The disciples had gone to get food. “Rabbi, eat something,” they said. Jesus answered, “I have food to eat that you know nothing about.” “My food is to do the will of him who sent me and to finish his work. Don’t you have a saying, ‘It’s still four months until harvest.’?” How is that a saying? It must have been that when one person says, “We can’t take a break,” or “Why are you doing nothing?”, the person resting might say, “It’s still four months until harvest.” It’s kind of like saying, “What’s the hurry?”

Jesus goes on to say, “I tell you, open your eyes and look at the fields! They are ripe for harvest.”

We all tend to make excuses for why we aren’t out inviting people to church, or testifying about the Kingdom of God. There’s lots of time, we say. What’s the hurry? The people aren’t ready. Somebody else will do it. Our barns are not big enough.

Meanwhile, lost and hurting people are looking for a shepherd. It doesn’t matter that we aren’t good enough, big enough, rich enough, loud enough, contemporary enough. It doesn’t matter if we need a break. No excuse matters, because we are not the shepherd; Jesus is.

Here’s the question: Are we going to go another week without inviting someone to church? Why? Do we really think everybody has a church, or are we just afraid to ask? Look at the fields! They are ripe for harvest! There are workers in the field who really have their hands full, and they are asking the Lord of the Harvest to send more workers.

Guess what? We are more workers. We are those who are too often sitting on the sidelines, waiting for instructions or for the ideal opportunity. Meanwhile, there are people who are lost and confused – Matthew says they are harassed and helpless – and they are like sheep without a shepherd.

You can be an answer to prayer. We can be workers in the field, gathering the harvest, bringing in the sheaves.
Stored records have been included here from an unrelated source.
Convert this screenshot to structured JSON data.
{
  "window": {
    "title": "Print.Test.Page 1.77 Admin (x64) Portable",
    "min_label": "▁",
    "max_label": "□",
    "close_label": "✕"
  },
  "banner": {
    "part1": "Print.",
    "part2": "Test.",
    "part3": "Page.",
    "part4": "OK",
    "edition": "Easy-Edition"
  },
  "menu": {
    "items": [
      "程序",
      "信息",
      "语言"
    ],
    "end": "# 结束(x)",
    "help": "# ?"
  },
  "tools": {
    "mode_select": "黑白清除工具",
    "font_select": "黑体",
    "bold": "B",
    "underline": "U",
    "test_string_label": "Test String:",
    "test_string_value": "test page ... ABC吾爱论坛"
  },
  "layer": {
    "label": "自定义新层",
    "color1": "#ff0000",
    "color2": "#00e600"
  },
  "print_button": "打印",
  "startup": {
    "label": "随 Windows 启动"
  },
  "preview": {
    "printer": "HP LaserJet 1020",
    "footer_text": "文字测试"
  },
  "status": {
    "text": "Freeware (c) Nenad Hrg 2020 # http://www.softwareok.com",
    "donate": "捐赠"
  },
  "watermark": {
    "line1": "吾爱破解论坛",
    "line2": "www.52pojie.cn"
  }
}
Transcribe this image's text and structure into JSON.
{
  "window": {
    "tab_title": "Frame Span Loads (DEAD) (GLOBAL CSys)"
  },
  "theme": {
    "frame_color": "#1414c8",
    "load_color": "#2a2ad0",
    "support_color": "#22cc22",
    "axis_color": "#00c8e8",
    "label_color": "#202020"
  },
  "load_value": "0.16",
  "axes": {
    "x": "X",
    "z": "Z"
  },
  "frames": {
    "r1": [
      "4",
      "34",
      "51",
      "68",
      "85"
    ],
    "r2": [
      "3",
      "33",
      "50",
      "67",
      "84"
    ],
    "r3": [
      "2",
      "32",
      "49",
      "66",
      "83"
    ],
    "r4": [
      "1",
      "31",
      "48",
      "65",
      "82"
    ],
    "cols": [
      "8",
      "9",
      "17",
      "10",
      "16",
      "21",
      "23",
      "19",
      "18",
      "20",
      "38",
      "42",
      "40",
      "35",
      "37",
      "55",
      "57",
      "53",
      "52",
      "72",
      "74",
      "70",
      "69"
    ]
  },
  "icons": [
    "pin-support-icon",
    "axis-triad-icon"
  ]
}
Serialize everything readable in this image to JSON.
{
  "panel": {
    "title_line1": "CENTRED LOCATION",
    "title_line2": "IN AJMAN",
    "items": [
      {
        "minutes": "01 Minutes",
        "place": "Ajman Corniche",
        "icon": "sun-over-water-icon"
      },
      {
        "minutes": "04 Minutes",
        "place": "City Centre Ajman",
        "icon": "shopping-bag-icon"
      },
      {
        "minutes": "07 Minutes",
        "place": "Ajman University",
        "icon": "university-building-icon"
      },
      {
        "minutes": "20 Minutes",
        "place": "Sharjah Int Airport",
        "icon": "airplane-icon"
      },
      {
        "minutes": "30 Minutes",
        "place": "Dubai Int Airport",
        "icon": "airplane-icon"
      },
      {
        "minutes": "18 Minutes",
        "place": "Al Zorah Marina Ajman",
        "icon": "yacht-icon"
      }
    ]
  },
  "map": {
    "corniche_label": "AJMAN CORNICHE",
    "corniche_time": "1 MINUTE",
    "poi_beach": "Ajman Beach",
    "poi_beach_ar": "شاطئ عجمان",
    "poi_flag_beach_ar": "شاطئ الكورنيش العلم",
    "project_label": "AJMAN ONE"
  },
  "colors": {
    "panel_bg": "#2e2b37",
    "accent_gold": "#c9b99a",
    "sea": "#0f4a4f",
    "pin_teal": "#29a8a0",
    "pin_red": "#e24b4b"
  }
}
We may need rest, we may be few, we may be busy, and none of that matters. Look! The field is ripe for harvest! Pray that the Lord of the Harvest will send workers into His field! I pray that when He sends us, we will go into the field, harvest the grain, and introduce those harassed and helpless sheep to the Good Shepherd who leads this church.

In the name of the Father, and of the Son, and of the Holy Spirit, Amen.

2018 Sonnet 66

I take no offense; I make no excuse,
But I wonder if more people would buy
Sonnets invaded by children of Zeus
Than those hinting at Christ. I wonder why

Egyptian/Tibetan Books of the Dead
And Bhagavad Gita don’t get a rise.
The Koran owns the Rubaiyat instead
Of the Holy Bible, considered wise

Though more for poetry, language and plot.
Not rare, as I think of it, just passé.
I live in the scriptures, use them a lot.
I wonder: Am I out of step with today?

It would be great if my sonnets would sell.
Better yet to steer someone clear of hell.